** EXCERPTED RECORDS follows **

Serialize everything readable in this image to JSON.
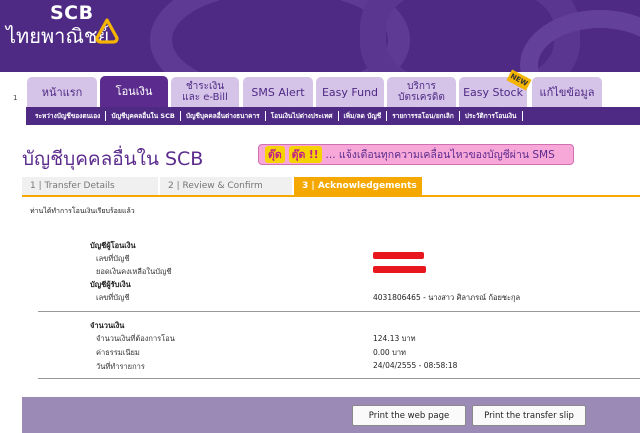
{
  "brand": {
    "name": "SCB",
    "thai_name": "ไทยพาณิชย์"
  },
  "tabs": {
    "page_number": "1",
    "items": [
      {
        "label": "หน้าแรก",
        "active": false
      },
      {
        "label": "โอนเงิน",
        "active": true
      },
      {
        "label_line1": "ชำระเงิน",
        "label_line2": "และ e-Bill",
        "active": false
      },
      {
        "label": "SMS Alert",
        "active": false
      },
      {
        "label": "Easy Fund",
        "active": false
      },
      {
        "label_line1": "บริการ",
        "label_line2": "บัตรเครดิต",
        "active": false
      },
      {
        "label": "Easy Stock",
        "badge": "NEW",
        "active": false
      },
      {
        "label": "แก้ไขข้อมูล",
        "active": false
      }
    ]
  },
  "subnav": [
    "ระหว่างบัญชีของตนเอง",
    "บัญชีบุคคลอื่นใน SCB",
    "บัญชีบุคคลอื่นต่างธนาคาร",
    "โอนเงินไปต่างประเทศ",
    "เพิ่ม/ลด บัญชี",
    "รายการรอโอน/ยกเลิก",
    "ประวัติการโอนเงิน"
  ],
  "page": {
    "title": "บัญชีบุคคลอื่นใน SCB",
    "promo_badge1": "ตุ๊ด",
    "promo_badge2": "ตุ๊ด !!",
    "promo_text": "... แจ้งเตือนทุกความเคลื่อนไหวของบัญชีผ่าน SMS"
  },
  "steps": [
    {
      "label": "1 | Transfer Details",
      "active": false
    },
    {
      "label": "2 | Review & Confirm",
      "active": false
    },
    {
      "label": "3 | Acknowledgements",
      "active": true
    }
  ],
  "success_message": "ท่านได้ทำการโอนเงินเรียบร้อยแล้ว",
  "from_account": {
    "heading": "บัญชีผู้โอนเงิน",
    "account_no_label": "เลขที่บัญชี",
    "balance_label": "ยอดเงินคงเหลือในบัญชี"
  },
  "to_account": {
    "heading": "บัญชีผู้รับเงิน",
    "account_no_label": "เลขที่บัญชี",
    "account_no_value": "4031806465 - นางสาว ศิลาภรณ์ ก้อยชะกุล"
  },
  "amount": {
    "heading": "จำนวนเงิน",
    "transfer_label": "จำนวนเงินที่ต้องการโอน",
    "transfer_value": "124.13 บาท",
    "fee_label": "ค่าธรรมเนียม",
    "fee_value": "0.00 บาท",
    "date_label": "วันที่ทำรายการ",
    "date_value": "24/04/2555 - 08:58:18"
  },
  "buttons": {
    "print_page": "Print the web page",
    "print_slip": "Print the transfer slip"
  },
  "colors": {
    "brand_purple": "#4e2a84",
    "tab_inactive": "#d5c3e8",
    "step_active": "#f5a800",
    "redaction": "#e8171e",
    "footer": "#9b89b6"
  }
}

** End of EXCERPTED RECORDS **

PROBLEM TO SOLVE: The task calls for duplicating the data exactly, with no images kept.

RESPONSE TO THIS TASK:
Serialize everything readable in this image to JSON.
{
  "brand": {
    "name": "SCB",
    "thai_name": "ไทยพาณิชย์"
  },
  "tabs": {
    "page_number": "1",
    "items": [
      {
        "label": "หน้าแรก",
        "active": false
      },
      {
        "label": "โอนเงิน",
        "active": true
      },
      {
        "label_line1": "ชำระเงิน",
        "label_line2": "และ e-Bill",
        "active": false
      },
      {
        "label": "SMS Alert",
        "active": false
      },
      {
        "label": "Easy Fund",
        "active": false
      },
      {
        "label_line1": "บริการ",
        "label_line2": "บัตรเครดิต",
        "active": false
      },
      {
        "label": "Easy Stock",
        "badge": "NEW",
        "active": false
      },
      {
        "label": "แก้ไขข้อมูล",
        "active": false
      }
    ]
  },
  "subnav": [
    "ระหว่างบัญชีของตนเอง",
    "บัญชีบุคคลอื่นใน SCB",
    "บัญชีบุคคลอื่นต่างธนาคาร",
    "โอนเงินไปต่างประเทศ",
    "เพิ่ม/ลด บัญชี",
    "รายการรอโอน/ยกเลิก",
    "ประวัติการโอนเงิน"
  ],
  "page": {
    "title": "บัญชีบุคคลอื่นใน SCB",
    "promo_badge1": "ตุ๊ด",
    "promo_badge2": "ตุ๊ด !!",
    "promo_text": "... แจ้งเตือนทุกความเคลื่อนไหวของบัญชีผ่าน SMS"
  },
  "steps": [
    {
      "label": "1 | Transfer Details",
      "active": false
    },
    {
      "label": "2 | Review & Confirm",
      "active": false
    },
    {
      "label": "3 | Acknowledgements",
      "active": true
    }
  ],
  "success_message": "ท่านได้ทำการโอนเงินเรียบร้อยแล้ว",
  "from_account": {
    "heading": "บัญชีผู้โอนเงิน",
    "account_no_label": "เลขที่บัญชี",
    "balance_label": "ยอดเงินคงเหลือในบัญชี"
  },
  "to_account": {
    "heading": "บัญชีผู้รับเงิน",
    "account_no_label": "เลขที่บัญชี",
    "account_no_value": "4031806465 - นางสาว ศิลาภรณ์ ก้อยชะกุล"
  },
  "amount": {
    "heading": "จำนวนเงิน",
    "transfer_label": "จำนวนเงินที่ต้องการโอน",
    "transfer_value": "124.13 บาท",
    "fee_label": "ค่าธรรมเนียม",
    "fee_value": "0.00 บาท",
    "date_label": "วันที่ทำรายการ",
    "date_value": "24/04/2555 - 08:58:18"
  },
  "buttons": {
    "print_page": "Print the web page",
    "print_slip": "Print the transfer slip"
  },
  "colors": {
    "brand_purple": "#4e2a84",
    "tab_inactive": "#d5c3e8",
    "step_active": "#f5a800",
    "redaction": "#e8171e",
    "footer": "#9b89b6"
  }
}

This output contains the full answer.